CSU - Pueblo co-hosts Alzheimer’s Research Update: Past, Present, and Future
PUEBLO – The Alzheimer's Association Colorado Chapter, along with the College of Science and Mathematics at Colorado State University-Pueblo and the Regional Access to Graduate Education (RAGE) Program will co-sponsor a lecture next week on the past, present, and future of Alzheimer’s research.
The public lecture will occur at 2 p.m. on Wednesday, June 22 in Life Sciences 105 on the CSU-Pueblo campus by Dr. Paul A. Bell, professor of psychology at CSU-Fort Collins. Bell has been conducting research on Alzheimer’s for more than 30 years and is a member of the Medical and Scientific Advisory Board for the Alzheimer’s Association Colorado Chapter.
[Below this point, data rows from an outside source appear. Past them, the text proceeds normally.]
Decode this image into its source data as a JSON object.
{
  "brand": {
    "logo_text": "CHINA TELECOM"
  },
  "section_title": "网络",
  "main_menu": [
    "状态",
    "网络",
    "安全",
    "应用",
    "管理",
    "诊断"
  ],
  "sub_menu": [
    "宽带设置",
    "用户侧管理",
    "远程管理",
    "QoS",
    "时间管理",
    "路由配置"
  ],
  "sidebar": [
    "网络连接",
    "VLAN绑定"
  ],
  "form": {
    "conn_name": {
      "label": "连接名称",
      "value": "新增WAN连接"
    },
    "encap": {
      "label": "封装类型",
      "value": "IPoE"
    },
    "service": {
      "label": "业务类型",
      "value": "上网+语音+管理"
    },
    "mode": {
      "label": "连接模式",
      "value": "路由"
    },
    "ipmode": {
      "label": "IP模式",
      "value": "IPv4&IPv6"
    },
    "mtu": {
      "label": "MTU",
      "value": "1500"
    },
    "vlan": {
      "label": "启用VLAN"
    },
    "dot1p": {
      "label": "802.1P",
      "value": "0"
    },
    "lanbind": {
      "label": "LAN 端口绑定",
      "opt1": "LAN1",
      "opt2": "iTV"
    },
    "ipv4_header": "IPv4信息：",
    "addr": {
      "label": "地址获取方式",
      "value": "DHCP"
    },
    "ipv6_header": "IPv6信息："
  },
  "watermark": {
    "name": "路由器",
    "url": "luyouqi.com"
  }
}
Alzheimer’s is the most common of the dozens of different types of dementia, or long-term loss of memory and confusion. Bell’s presentation will cover what research tells us today and what we can expect in the future. The risk of dementia increases with age. The youngest known case in the medical literature was 26, but the risk increases to 10 percent over age 65 and 50 percent over age 85. As Baby Boomers begin to turn 65 this year, the expected numbers of those with dementia should approach 20 million or more over the next two decades. The incentives for finding an effective medical treatment are tremendous, yet no clinical trial has emerged as demonstrating an effective treatment.
Researchers now believe that any effective treatment will have to begin before the evidence of dementia appears. That is, an effective treatment would have to begin before the damage in the brain manifests itself in the form of memory loss or other cognitive decline. Epidemiological studies do suggest that we can take steps today to reduce our risk of getting Alzheimer’s.